## What this task involves
The output should be all lines of the entries below in which the word "title" occurs.
(Beginning of Data)
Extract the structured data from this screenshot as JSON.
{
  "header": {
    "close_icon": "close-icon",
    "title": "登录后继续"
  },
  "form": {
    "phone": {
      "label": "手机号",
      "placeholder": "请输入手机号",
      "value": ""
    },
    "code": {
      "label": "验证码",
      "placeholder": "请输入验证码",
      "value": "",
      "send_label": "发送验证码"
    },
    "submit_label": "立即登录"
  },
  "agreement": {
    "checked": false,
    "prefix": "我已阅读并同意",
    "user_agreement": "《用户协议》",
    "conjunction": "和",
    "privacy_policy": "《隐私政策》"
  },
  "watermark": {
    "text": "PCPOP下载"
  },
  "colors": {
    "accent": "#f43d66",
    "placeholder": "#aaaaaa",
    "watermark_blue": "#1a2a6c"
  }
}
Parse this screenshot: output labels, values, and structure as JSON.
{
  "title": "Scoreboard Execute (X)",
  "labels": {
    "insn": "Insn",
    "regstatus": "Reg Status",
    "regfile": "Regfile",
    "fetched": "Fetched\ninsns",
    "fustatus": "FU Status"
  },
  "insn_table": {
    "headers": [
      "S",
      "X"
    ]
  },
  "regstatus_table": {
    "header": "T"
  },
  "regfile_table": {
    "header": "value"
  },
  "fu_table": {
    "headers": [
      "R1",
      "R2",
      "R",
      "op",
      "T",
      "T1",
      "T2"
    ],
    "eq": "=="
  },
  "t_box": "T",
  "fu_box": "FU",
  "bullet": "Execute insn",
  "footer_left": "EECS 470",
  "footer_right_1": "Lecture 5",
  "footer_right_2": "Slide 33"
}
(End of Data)
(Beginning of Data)
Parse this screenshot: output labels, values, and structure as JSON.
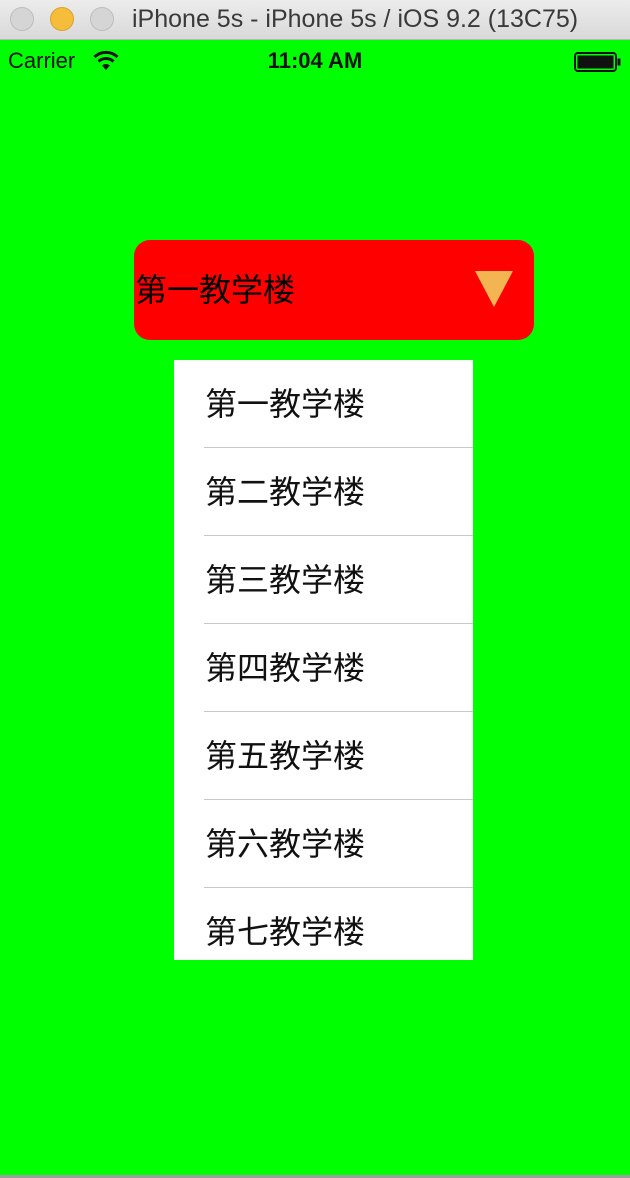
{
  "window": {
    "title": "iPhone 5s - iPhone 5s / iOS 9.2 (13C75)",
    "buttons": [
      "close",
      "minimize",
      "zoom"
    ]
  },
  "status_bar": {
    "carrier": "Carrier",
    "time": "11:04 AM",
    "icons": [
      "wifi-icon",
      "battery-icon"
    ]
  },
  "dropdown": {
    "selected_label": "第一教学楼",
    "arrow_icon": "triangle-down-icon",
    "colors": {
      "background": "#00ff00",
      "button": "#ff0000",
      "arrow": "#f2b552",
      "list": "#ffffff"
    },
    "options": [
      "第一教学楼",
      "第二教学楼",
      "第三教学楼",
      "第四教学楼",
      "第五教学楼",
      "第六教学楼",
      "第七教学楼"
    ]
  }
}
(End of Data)
## Task solution
    "title": "登录后继续"
  "title": "Scoreboard Execute (X)",
    "title": "iPhone 5s - iPhone 5s / iOS 9.2 (13C75)",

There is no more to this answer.